Yes, that is what said in my above post. Large cities have a lot of alternatives to choose from, whereas small towns may have only one supermarket and a few small hardware and clothing stores. Once a Walmart moves in, the smaller stores will not be able to compete price wise. But small businesses can succeed if they have a niche market, a specialization, or a service, ie. something Walmart that does not carry or do. For example, barber shops, beauty salon, restaurants, theatres will continue to operate and possibly benefit because of increased traffic from nearby towns.Big Brother wrote: ↑May 17th, 2008 5:45 pmIsnt this how it works in small towns:
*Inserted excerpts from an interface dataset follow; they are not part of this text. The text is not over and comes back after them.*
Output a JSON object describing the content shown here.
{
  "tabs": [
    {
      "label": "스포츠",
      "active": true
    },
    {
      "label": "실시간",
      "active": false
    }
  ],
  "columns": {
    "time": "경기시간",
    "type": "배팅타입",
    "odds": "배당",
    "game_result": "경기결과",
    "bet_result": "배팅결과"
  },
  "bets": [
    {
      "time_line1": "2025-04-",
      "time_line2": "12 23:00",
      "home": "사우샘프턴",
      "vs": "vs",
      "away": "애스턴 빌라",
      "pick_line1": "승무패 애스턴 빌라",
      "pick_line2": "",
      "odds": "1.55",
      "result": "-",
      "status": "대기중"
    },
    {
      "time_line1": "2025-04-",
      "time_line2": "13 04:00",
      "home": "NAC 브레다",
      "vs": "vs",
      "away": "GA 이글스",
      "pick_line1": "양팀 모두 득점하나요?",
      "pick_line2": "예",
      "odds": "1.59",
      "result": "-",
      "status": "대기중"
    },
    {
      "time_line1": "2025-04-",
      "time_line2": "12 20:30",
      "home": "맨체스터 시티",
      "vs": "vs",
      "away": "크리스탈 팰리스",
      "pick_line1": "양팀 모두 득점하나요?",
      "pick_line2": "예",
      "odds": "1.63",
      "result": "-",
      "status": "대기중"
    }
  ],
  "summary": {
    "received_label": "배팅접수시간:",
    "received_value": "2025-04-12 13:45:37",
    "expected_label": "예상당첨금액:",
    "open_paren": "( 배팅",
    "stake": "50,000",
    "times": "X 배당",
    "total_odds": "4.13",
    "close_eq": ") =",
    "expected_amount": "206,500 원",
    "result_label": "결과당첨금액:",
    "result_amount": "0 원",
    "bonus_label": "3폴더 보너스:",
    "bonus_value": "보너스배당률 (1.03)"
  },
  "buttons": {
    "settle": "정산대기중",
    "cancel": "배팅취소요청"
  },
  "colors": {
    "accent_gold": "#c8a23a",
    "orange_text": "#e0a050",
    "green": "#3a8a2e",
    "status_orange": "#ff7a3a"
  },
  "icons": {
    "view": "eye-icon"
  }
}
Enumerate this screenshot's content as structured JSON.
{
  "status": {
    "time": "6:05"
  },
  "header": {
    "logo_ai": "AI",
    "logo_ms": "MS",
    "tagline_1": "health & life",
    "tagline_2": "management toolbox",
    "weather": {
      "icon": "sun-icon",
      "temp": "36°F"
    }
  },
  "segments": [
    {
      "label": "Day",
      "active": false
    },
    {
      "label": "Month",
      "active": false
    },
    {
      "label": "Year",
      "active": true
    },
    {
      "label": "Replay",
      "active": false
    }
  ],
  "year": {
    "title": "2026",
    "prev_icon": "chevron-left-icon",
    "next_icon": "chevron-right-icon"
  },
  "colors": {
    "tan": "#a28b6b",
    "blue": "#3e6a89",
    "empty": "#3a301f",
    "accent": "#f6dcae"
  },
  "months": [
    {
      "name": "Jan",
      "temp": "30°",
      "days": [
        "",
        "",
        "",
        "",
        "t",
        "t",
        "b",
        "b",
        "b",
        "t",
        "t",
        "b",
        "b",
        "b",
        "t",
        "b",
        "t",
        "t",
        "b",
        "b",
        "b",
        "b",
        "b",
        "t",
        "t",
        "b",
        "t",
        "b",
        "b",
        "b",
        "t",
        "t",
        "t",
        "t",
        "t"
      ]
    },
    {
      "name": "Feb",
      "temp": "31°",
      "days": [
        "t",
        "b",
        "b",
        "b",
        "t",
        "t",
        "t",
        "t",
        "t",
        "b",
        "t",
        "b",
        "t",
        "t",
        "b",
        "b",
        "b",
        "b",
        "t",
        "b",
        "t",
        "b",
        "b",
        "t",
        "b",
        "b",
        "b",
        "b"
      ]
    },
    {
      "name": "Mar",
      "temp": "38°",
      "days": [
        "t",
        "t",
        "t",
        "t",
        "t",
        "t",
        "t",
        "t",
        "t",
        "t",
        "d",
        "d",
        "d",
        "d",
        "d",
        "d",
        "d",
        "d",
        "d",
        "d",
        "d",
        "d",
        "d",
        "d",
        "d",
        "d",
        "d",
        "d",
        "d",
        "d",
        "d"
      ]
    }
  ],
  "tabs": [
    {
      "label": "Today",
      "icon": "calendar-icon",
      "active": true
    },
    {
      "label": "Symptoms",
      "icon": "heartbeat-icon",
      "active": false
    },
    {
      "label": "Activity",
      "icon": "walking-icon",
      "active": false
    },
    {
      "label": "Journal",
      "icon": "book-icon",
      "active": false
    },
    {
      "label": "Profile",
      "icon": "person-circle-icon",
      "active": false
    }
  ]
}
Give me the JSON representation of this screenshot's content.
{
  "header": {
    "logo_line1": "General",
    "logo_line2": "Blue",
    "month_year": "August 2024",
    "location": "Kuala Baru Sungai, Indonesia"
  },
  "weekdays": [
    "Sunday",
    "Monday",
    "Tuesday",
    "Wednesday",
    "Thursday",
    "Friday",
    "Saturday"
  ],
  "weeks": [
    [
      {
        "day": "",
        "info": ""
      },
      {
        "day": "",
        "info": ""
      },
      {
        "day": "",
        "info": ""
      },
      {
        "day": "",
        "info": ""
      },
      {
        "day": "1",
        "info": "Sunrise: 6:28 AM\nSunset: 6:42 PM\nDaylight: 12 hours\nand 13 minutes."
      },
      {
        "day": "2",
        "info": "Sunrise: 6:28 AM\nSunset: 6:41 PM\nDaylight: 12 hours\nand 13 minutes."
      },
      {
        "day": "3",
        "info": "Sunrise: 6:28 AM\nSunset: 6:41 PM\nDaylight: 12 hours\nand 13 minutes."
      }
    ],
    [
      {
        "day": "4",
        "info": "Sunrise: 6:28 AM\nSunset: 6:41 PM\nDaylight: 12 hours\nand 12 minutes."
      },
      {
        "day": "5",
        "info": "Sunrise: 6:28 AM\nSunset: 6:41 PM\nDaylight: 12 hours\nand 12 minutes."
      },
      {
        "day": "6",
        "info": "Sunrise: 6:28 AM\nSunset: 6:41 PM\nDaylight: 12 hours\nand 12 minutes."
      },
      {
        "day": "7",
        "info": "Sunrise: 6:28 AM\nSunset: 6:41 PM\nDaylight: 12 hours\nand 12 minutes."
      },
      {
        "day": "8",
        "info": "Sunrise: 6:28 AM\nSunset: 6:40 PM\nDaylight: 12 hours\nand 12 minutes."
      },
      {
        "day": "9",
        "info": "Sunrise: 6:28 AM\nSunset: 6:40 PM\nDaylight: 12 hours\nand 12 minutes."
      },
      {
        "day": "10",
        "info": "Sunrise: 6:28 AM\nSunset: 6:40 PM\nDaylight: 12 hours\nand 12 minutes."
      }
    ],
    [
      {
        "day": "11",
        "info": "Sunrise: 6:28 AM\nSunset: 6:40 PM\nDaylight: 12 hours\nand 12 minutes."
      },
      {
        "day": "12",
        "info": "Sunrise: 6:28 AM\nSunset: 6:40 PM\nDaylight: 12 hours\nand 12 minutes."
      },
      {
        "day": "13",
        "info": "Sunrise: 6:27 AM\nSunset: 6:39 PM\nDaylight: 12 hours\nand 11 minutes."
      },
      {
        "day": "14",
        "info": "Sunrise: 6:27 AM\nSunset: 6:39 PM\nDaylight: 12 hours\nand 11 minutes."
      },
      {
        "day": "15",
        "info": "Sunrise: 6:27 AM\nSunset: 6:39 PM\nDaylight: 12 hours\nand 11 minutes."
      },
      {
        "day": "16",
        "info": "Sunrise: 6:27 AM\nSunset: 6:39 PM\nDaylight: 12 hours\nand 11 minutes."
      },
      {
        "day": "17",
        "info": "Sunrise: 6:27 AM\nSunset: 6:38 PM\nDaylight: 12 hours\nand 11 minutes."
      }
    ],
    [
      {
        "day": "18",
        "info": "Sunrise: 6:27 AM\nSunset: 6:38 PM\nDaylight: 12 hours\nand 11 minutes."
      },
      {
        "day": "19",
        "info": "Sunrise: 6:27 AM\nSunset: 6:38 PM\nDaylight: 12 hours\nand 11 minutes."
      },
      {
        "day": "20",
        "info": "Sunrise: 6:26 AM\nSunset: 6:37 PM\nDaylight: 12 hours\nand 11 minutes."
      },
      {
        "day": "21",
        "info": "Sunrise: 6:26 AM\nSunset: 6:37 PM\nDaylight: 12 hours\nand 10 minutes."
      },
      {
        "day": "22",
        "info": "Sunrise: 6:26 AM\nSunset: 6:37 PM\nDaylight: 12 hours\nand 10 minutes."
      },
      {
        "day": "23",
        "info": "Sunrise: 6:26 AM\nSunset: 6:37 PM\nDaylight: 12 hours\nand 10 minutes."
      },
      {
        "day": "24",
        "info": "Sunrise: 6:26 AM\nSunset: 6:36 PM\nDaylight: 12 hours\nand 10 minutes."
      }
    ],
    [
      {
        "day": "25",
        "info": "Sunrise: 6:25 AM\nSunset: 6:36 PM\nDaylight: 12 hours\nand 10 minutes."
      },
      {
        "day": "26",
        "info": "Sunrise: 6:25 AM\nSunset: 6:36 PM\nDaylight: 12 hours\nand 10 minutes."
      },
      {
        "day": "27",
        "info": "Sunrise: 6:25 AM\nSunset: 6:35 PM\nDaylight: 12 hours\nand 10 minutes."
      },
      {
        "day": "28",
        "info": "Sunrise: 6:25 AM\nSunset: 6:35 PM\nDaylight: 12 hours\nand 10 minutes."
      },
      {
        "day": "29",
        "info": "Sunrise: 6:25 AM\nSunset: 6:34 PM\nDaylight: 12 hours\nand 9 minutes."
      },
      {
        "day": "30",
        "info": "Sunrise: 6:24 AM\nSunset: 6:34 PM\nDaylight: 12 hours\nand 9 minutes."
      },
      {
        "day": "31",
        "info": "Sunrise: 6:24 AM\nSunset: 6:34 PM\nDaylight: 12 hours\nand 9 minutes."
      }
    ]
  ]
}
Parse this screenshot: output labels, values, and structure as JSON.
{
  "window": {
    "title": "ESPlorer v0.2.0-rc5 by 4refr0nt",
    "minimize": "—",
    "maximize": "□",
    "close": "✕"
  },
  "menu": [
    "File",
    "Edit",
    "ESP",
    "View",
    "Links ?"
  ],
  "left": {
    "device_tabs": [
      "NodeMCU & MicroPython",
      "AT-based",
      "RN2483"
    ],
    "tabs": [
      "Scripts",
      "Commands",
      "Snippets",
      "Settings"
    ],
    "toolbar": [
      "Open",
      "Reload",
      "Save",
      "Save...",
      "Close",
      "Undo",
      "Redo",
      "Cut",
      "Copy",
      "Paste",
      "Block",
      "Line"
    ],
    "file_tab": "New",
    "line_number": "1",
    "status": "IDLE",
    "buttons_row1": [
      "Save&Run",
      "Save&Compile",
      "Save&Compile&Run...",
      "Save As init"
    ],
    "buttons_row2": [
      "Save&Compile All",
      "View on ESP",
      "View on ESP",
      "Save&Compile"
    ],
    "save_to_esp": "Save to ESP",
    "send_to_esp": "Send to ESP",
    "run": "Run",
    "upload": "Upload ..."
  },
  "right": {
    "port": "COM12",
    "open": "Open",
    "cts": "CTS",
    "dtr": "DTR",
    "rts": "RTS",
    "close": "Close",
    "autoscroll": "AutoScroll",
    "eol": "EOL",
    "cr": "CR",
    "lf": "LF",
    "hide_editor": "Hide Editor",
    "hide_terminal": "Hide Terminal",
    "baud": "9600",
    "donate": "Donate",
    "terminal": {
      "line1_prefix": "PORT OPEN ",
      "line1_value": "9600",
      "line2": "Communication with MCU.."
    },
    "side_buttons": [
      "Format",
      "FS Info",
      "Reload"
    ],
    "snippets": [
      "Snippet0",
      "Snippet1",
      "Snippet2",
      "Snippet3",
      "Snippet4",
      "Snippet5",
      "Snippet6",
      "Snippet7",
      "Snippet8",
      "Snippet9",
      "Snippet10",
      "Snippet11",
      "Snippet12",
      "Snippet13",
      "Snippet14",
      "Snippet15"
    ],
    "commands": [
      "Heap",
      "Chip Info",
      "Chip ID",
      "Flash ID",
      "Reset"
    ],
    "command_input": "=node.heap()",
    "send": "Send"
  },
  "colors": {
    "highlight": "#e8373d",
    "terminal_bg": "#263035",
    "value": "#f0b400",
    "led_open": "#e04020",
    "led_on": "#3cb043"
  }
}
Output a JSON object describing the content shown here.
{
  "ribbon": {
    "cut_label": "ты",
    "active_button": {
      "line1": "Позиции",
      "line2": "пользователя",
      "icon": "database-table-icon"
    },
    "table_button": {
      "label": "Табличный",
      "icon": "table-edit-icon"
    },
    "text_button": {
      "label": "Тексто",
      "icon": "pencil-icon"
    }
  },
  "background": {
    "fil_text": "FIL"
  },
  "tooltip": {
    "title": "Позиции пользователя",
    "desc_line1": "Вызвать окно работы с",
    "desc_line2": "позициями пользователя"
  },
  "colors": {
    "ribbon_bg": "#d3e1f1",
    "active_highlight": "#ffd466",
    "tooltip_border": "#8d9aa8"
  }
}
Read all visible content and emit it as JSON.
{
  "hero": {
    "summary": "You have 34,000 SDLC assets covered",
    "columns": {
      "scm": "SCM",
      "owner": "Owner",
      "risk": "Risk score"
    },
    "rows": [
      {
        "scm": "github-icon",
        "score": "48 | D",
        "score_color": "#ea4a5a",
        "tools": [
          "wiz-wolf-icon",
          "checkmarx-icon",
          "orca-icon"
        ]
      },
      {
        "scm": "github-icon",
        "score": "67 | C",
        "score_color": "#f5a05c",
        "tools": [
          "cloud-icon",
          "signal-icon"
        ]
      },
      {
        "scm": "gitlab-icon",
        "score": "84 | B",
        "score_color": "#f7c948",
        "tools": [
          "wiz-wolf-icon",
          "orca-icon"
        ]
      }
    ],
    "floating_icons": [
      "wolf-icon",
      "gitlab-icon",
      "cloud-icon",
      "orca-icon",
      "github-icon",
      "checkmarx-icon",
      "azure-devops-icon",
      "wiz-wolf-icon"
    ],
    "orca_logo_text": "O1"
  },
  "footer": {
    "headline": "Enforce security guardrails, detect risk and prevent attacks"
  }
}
Walmart appears. Low prices attracts customers that would normally shop in small stores. Small stores die. Jobs lost, etc and half of the town eventually works in walmart. Walmart owns the town. Since walmart employees are not unionized, they get wage cuts.
I dont see how this can happen in large cities. To those people who live in large cities with walmarts, how did it affect your city?
The protests in Vancouver are arguing from a neighbourhood perspective. They claim their neighbourhood will be detrimentally affected. But how?
They said the Marine Location will draw more traffic. But that area is almost like a highway anyways with cars zooming past almost 24 hrs a day. It is not like it is a quiet residential street. If not a Walmart, what else, maybe a casino, social housing, drug injection site? The alternatives may be worst!
The fallacy of the protestor's arguments is proven with the Home Depot on Terminal Ave. Opponents of the Big Box stores like Home Depot said the it will kill local hardware stores like the Home Hardware on Commercial Drive.
Not at all, the Home Hardware is still there and doing great business because it served the needs of local residents. They don't have the selection of Home Depot but they have great service.
Have a nice day!